TitleGrid-cell models for navigation and context discrimination
Publication TypeConference Paper
Year of Publication2009
AuthorsKubie, J. L., Fenton A. A., Lytton WW., & Burgess N.
Conference NameSociety for Neuroscience 2009 (SFN '09)
KeywordsSFN, Society for Neuroscience

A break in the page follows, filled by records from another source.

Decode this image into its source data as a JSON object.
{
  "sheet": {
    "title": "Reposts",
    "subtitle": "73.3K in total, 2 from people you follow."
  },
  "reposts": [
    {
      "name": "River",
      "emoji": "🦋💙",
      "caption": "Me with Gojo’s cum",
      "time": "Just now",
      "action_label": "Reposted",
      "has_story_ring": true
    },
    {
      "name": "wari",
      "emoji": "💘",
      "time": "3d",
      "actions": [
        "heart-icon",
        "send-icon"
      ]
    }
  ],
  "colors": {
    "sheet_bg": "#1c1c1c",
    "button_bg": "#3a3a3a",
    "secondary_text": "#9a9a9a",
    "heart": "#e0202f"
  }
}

Although entorhinal grid cells are assumed to be part of an animal's navigational machinery, there are few proposed mechanisms. We propose models based on the recent finding that grid cells are organized in groups from dorsal to ventral that we will call ``grid spacing groups''. While the grid spacing for cells within a region is fixed, spacing increases in discrete steps from dorsal to ventral in each entorhinal cortex (Barry et al, Nat. Neuro. 10, 2007). Grid cells within a group have the property of ``fixed spatial relations'' such that relationship between neighboring bumps from a pair of grid cells is fixed both within and across environments (Fyhn et al. Nature 446, 2007). For example, if grid cells A and B are in the same spacing group and one of B's bumps is slightly NW of the nearest A bump, then this relationship will be constant for all neighboring bumps within the environment and across all environments. We define a firing vector as the set of cells that are active at a moment in time. The navigation model relies on the assumption that, during a lifetime of learning, the animal associates a short movement vector, such as a short movement NW, with a predicted transition of active grid cells within a group. Firing vector 1 plus a short movement vector leads to firing vector 2. For the cells of a grid spacing group the number of firing vectors and translations is small. A goal is represented as the firing vector, across all grid spacing groups, at the goal location. From the animal's current location (and firing vector) an exhaustive search model has the animal evaluate linear journeys. Evaluating the path in a single direction involves a series of small movements in a that direction. For each movement the firing vector is updated by the ``fixed spatial relations'' rule. This continues either until the goal-vector is matched or the search distance is exhausted. This pattern is repeated, in series, in all directions until the goal match is found. The context discrimination model relies on the assumption that the property of ``fixed spatial relations'' applies within a spacing group, but not across spacing groups. Consider groups from the right and the left entorhinal cortex with the same grid spacing. All pairs of cells from these two groups would have fixed spatial relations within one environment, with the the relations between bilateral pairs maintained by sensory cues. Across environments, with no sensory constraints, the cells of the EC on each side could translate independently. Bilateral cell pairs would shift their spatial relations. The result of an extreme change in the environment would be independent, non-overlapping sets of firing vectors. Each firing vector set would represent a context.